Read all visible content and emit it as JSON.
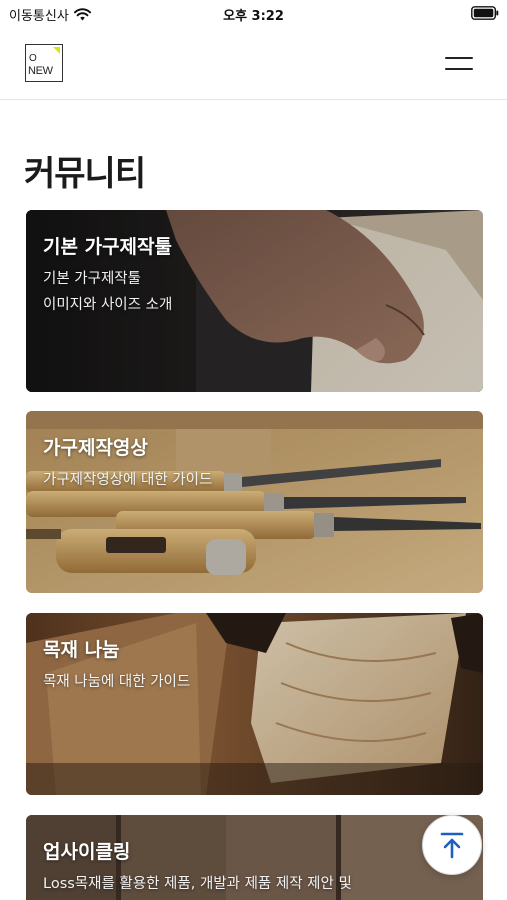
{
  "status_bar": {
    "carrier": "이동통신사",
    "time": "오후 3:22"
  },
  "header": {
    "logo_line1": "O",
    "logo_line2": "NEW"
  },
  "page": {
    "title": "커뮤니티"
  },
  "cards": [
    {
      "title": "기본 가구제작툴",
      "desc_lines": [
        "기본 가구제작툴",
        "이미지와 사이즈 소개"
      ]
    },
    {
      "title": "가구제작영상",
      "desc_lines": [
        "가구제작영상에 대한 가이드"
      ]
    },
    {
      "title": "목재 나눔",
      "desc_lines": [
        "목재 나눔에 대한 가이드"
      ]
    },
    {
      "title": "업사이클링",
      "desc_lines": [
        "Loss목재를 활용한 제품, 개발과 제품 제작 제안 및"
      ]
    }
  ],
  "icons": {
    "wifi": "wifi-icon",
    "battery": "battery-icon",
    "menu": "hamburger-menu-icon",
    "scroll_top": "arrow-up-to-top-icon"
  },
  "colors": {
    "accent": "#1f5fbf",
    "logo_mark": "#d9e21f"
  }
}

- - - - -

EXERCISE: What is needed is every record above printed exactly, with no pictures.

OUTPUT BELOW:
Read all visible content and emit it as JSON.
{
  "status_bar": {
    "carrier": "이동통신사",
    "time": "오후 3:22"
  },
  "header": {
    "logo_line1": "O",
    "logo_line2": "NEW"
  },
  "page": {
    "title": "커뮤니티"
  },
  "cards": [
    {
      "title": "기본 가구제작툴",
      "desc_lines": [
        "기본 가구제작툴",
        "이미지와 사이즈 소개"
      ]
    },
    {
      "title": "가구제작영상",
      "desc_lines": [
        "가구제작영상에 대한 가이드"
      ]
    },
    {
      "title": "목재 나눔",
      "desc_lines": [
        "목재 나눔에 대한 가이드"
      ]
    },
    {
      "title": "업사이클링",
      "desc_lines": [
        "Loss목재를 활용한 제품, 개발과 제품 제작 제안 및"
      ]
    }
  ],
  "icons": {
    "wifi": "wifi-icon",
    "battery": "battery-icon",
    "menu": "hamburger-menu-icon",
    "scroll_top": "arrow-up-to-top-icon"
  },
  "colors": {
    "accent": "#1f5fbf",
    "logo_mark": "#d9e21f"
  }
}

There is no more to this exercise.